Near Field Communication, or NFC for short, has gone from being obscure tech mumbo jumbo that only gadget freaks cared about to an increasingly useful feature in many modern smartphones. So what is NFC, and what can you do with it?
More likely than not, you’ve heard someone use the term “NFC” before. Even more likely, the smartphone some of you are reading this article on has an NFC chip inside. See for yourself. Go ahead, I’ll wait.
But if you’re like most people, you still have no clue what NFC really is and what in the world you can use it for. Let’s change that.
What is NFC?
NFC is a wireless technology that uses radio waves to let devices exchange small amounts of data over a very short distance. We’re talking max 10 centimeters (4 inches).
So it’s sort of like Bluetooth or Wi-Fi but with a much shorter range, right? Yup, except NFC establishes connection almost instantaneously and requires no cumbersome setup process whatsoever. You literally just tap the two NFC devices together or wave them close to each other. That’s it. They’re connected.
NFC also needs a lot less power than either Bluetooth or Wi-Fi, which means NFC chips can be used without a major battery source in things like, say, wall posters. You’d just have to wave your phone in front of a poster to read what’s on its NFC chip. (You may look like a weirdo to onlookers, but that’s a whole other story.)
NFC has evolved from an older wireless protocol called Radio-Frequency Identification (RFID), which functions as an electronic identifier and has many commercial uses. While RFID chips only transmit a signal in one direction, NFC chips can both receive and send data.
Here’s a TL;DR video primer about NFC for those who are in a hurry:
The three NFC modes
Presently, NFC has three modes of operating:
- Peer-to-peer: This is when two NFC devices share data back and forth, so that you and your friend can quickly send cat memes to each other.
- Read/write: This is when one active device picks up info from a passive one. Refer to the wall poster example above.
- Card emulation: This turns your NFC device into a contactless card so you can pay for your groceries or your bus ride by simply holding it up to a compatible NFC reader.
What can I use NFC for?
Lots of things, actually. NFC tech is still mostly in its infancy, so we’ll probably see many practical applications in the future. Here are just a few examples:
- Wireless wallet: Easily pay for purchases, from concert tickets to public transport to occult voodoo dolls, if that’s your thing. To enable this, Android NFC phones use Google Wallet, iPhone 6 uses Apple Pay, and Windows phones are rumored to start using NFC in combination with Microsoft Payments. In the not-too-distant future, credit cards will be a thing of the past.
- Wireless keys: Open your car door by simply waving an encrypted NFC key in front of it. Or your house door. Or the safe where you keep your stuffed toys collection.
- Instant file sharing: Quickly share pictures and other files with your friends when you’re too lazy to send a WhatsApp message. Android phones already use NFC-based Android Beam to do just that.

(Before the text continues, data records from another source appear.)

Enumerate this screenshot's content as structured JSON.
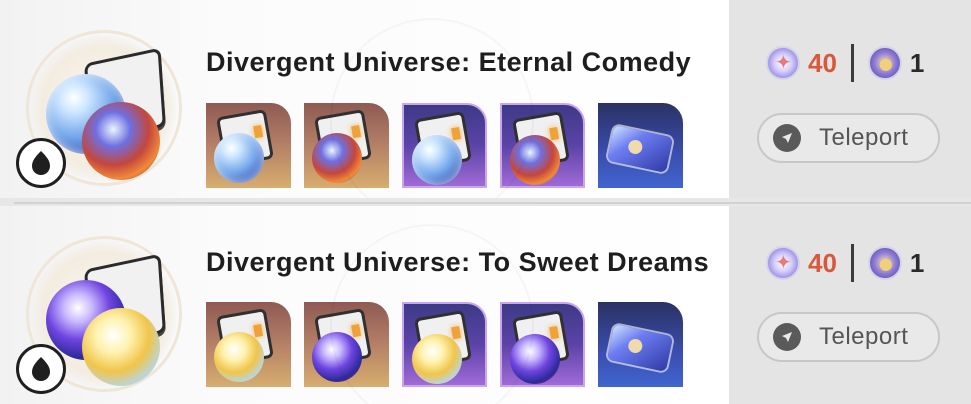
{
  "rows": [
    {
      "title": "Divergent Universe: Eternal Comedy",
      "path_icon": "abundance-path-icon",
      "emblem_orbs": [
        "blue",
        "red"
      ],
      "items": [
        {
          "rarity": "r3",
          "kind": "cube-orb",
          "orb": "blue",
          "icon": "planar-ornament-sphere-icon"
        },
        {
          "rarity": "r3",
          "kind": "cube-orb",
          "orb": "red",
          "icon": "planar-ornament-rope-icon"
        },
        {
          "rarity": "r4",
          "kind": "cube-orb",
          "orb": "blue",
          "icon": "planar-ornament-sphere-icon"
        },
        {
          "rarity": "r4",
          "kind": "cube-orb",
          "orb": "red",
          "icon": "planar-ornament-rope-icon"
        },
        {
          "rarity": "r5",
          "kind": "pass",
          "icon": "credit-pass-icon"
        }
      ],
      "cost": {
        "power_value": "40",
        "immersion_value": "1"
      },
      "teleport_label": "Teleport"
    },
    {
      "title": "Divergent Universe: To Sweet Dreams",
      "path_icon": "abundance-path-icon",
      "emblem_orbs": [
        "purple",
        "gold"
      ],
      "items": [
        {
          "rarity": "r3",
          "kind": "cube-orb",
          "orb": "gold",
          "icon": "planar-ornament-sphere-icon"
        },
        {
          "rarity": "r3",
          "kind": "cube-orb",
          "orb": "purple",
          "icon": "planar-ornament-rope-icon"
        },
        {
          "rarity": "r4",
          "kind": "cube-orb",
          "orb": "gold",
          "icon": "planar-ornament-sphere-icon"
        },
        {
          "rarity": "r4",
          "kind": "cube-orb",
          "orb": "purple",
          "icon": "planar-ornament-rope-icon"
        },
        {
          "rarity": "r5",
          "kind": "pass",
          "icon": "credit-pass-icon"
        }
      ],
      "cost": {
        "power_value": "40",
        "immersion_value": "1"
      },
      "teleport_label": "Teleport"
    }
  ],
  "colors": {
    "cost_red": "#d9583b",
    "rarity_3": "#c5955f",
    "rarity_4": "#7a55c6",
    "rarity_5": "#3f55b8"
  }
}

- Bluetooth pairing: Pair your NFC smartphone with a Bluetooth headset by just tapping them together. More on this later.
- Getting information: Download stuff from an information stand or an advertising banner by swiping your phone close to it. This could easily replace today’s QR codes.
If you have a bit of a tinkerer gene, you can even come up with your own creative uses for NFC. You just need an Android NFC phone and an NFC tag that you can buy quite cheaply. You then get to program the NFC tag to make your smartphone do things like changing screen brightness, shutting off Wi-Fi connection, starting a specific app, and much more.
Take a look at some neat examples of how this can work:
What’s the point of NFC in Bluetooth headsets?
You’ve probably heard of Bluetooth headsets with NFC. That may sound confusing. Don’t Bluetooth headsets already use – you know – Bluetooth to connect to your smartphone?
They do, and if you’ve ever owned a Bluetooth headset, you’re probably familiar with the many steps involved in pairing it with your phone. You put your headset in “pairing mode,” turn on Bluetooth on your smartphone, tell it to scan for new devices, pick your new Bluetooth headset from the list, maybe enter a passkey, then cross your fingers and pray for it all to work.
That’s where NFC comes in: It acts as a little helper in the tedious pairing process. If both your smartphone and your Bluetooth headset have NFC, pairing them is no more complicated than tapping them together for a second. Here’s a quick demo:
Does my phone have NFC?
At this point, I’m sure you’re super excited about NFC and are asking one single question: “Is there NFC on my smartphone?”
If you have an Android phone that’s less than two years old, the answer is almost certainly “yes.” If you have iPhone 6/6s (or iPhone 6/6s Plus), the answer is also “yes.” Sadly, Apple’s NFC is currently limited only to using Apple Pay. If you’re ever in doubt, you can always consult this comprehensive list of all NFC phones.